Submitted to: Crop Science
Publication Type: Peer Reviewed Journal
Publication Acceptance Date: July 8, 2005
Publication Date: December 2, 2005
Citation: Reed, B.M., Schumacher, L.D., Wang, N., D Achino, J., Barker, R.E. 2005. Cryopreservation of bermudagrass germplasm by encapsulation dehydration. Crop Science [serial online]. 46:6-11 (2006). Interpretive Summary: Many types of bermudagrass are vegetatively propagated and must be maintained as growing plants for preservation. Tissue-culture conservation through cryopreservation in liquid nitrogen at -196°C provides a secure alternative to duplicated greenhouse-grown collections. A diverse group of bermudagrass was tested for storage by a new technique. This involves placing the tiny growing portions of the plant into a bead of gel and drying it to a low moisture content before storing in liquid nitrogen. Seventeen of the grasses (74%) had good growth after removal from the liquid nitrogen while the rest had low regrowth. Thirty shoot tips of each of 34 bermudagrasses are now held in liquid nitrogen storage at the National Clonal Germplasm Repository (NCGR) Corvallis and 50 additional cryopreserved shoot tips are held at the National Center for Germplasm Resources Preservation (NCGRP) in Fort Collins, Colorado.

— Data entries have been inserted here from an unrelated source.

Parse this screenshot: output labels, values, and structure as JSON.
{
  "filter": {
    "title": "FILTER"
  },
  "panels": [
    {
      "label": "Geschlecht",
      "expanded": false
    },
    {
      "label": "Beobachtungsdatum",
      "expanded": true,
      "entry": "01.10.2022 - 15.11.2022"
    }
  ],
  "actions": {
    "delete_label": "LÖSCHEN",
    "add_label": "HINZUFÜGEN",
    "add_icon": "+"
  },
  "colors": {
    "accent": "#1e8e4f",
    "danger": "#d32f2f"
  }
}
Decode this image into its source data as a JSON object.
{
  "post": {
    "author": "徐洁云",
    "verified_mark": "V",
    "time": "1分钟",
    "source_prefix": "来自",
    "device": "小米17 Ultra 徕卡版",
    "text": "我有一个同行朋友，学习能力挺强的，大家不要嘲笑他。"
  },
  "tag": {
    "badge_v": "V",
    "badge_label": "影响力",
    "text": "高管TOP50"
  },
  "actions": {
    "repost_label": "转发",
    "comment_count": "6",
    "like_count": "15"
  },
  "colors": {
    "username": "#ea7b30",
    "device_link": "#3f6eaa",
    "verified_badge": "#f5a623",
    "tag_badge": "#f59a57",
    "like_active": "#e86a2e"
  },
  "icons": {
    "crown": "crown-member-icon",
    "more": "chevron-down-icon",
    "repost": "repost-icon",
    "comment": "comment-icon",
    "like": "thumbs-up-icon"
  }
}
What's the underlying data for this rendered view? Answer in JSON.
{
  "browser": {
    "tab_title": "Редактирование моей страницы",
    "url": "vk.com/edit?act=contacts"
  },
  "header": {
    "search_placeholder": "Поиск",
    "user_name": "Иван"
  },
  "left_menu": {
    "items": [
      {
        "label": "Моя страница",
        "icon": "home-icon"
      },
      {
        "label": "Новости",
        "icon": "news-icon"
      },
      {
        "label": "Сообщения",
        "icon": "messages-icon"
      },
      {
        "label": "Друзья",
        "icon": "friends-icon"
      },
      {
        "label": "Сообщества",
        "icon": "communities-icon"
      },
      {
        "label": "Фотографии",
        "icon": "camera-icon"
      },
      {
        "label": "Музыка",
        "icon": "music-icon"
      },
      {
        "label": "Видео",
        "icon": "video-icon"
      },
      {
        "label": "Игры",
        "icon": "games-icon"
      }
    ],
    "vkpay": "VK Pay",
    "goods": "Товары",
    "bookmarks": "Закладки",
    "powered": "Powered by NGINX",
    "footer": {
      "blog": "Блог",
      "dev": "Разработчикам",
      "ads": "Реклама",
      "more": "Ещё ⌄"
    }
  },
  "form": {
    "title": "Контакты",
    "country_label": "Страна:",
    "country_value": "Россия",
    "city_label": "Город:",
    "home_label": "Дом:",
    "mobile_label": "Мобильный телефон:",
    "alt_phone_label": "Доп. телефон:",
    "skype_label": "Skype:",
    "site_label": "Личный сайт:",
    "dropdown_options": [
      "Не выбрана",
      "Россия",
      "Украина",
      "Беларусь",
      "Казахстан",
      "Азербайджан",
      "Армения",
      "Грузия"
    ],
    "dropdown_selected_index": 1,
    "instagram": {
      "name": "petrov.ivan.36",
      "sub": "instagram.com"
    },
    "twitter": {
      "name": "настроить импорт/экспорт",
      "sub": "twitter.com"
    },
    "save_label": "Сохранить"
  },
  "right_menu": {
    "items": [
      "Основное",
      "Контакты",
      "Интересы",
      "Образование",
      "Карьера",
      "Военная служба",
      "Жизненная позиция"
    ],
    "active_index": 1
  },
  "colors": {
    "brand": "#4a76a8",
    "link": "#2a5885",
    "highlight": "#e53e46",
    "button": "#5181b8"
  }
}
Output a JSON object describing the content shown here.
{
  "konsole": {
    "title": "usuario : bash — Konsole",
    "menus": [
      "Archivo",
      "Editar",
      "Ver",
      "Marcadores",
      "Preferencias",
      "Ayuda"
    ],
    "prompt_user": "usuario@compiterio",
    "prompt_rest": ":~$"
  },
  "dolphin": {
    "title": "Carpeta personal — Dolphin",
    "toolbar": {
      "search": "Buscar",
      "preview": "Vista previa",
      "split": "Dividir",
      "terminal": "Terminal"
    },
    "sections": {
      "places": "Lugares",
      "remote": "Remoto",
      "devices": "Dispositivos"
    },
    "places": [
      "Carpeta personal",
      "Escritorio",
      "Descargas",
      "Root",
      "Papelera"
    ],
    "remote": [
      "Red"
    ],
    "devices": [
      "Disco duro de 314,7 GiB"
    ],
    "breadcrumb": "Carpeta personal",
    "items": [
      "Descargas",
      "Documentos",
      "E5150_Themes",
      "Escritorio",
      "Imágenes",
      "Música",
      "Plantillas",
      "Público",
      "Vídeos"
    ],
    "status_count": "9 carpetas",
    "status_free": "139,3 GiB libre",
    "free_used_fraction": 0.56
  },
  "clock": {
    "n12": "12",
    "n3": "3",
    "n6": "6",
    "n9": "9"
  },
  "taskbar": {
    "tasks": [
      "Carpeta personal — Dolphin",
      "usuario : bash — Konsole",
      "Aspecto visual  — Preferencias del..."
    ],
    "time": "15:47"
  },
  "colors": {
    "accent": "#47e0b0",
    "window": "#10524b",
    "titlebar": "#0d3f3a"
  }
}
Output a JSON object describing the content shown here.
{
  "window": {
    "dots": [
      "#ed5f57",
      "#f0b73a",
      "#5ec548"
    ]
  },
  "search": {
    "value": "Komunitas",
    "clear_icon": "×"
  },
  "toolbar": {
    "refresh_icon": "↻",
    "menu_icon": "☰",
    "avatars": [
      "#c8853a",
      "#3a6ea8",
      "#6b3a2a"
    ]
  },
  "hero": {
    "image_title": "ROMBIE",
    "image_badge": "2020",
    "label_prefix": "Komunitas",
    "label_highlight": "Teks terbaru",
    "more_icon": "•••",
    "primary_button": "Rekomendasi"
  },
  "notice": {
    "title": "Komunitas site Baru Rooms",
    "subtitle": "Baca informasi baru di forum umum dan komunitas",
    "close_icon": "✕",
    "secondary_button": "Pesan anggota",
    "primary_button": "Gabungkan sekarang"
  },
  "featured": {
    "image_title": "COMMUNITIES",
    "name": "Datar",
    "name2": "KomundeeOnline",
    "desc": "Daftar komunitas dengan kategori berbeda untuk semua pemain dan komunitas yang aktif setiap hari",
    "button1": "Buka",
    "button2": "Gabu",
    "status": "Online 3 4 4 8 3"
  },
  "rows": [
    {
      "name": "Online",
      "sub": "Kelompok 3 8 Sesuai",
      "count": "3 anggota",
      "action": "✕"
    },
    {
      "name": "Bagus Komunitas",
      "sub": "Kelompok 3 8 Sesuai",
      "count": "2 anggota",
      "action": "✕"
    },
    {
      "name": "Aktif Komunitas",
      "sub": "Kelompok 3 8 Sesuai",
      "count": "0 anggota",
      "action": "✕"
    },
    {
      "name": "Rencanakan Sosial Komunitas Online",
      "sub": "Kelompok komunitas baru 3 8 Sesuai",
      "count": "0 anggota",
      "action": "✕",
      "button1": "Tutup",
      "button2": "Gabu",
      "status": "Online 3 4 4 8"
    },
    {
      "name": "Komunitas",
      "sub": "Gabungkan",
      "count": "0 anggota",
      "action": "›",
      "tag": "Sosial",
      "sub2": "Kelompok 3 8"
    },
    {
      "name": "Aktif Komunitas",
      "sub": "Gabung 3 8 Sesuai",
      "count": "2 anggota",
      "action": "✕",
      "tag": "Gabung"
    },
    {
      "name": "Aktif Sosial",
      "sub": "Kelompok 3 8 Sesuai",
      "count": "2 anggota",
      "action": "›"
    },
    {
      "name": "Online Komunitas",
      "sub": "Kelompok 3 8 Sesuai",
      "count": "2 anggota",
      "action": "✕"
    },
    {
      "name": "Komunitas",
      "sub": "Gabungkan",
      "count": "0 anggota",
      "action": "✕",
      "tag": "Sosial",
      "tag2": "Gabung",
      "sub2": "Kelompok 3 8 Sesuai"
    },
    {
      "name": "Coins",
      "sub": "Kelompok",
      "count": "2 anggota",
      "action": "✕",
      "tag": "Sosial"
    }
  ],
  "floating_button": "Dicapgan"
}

Technical Abstract: Genetic conservation of vegetatively-propagated grasses requires intensive care of pot cultures or carefully separated field plots. Even with intensive care, there is high risk of mechanical contamination and loss of plants to biotic and abiotic stresses. Medium and long-term storage of this germplasm would be more cost effective and provide a backup for field or greenhouse germplasm collections. Cynodon sp. L. (bermudagrass) germplasm is mostly stored as growing plants. Long-term storage in liquid nitrogen could provide a secure backup for these collections. We evaluated a diverse group of Cynodon species and selections for long-term storage in liquid nitrogen at '196 'C. The encapsulation-dehydration (E-D) cryopreservation protocol was effective for most genotypes tested when combined with a 1 to 4-wk cold acclimation period and dehydration to 20 to 22% moisture before exposure to liquid nitrogen. Recovery of shoot tips cryopreserved following E-D ranged from 20% to 90%. Seventeen of the 23 accessions (74%) had greater than 40% regrowth. Thirty encapsulated shoot tips of each of 34 Cynodon accessions are now held in liquid nitrogen storage at the National Clonal Germplasm Repository (NCGR) Corvallis and 50 additional cryopreserved shoot tips are held as a base collection at the USDA-ARS, National Center for Germplasm Resources Preservation (NCGRP) in Fort Collins, Colorado.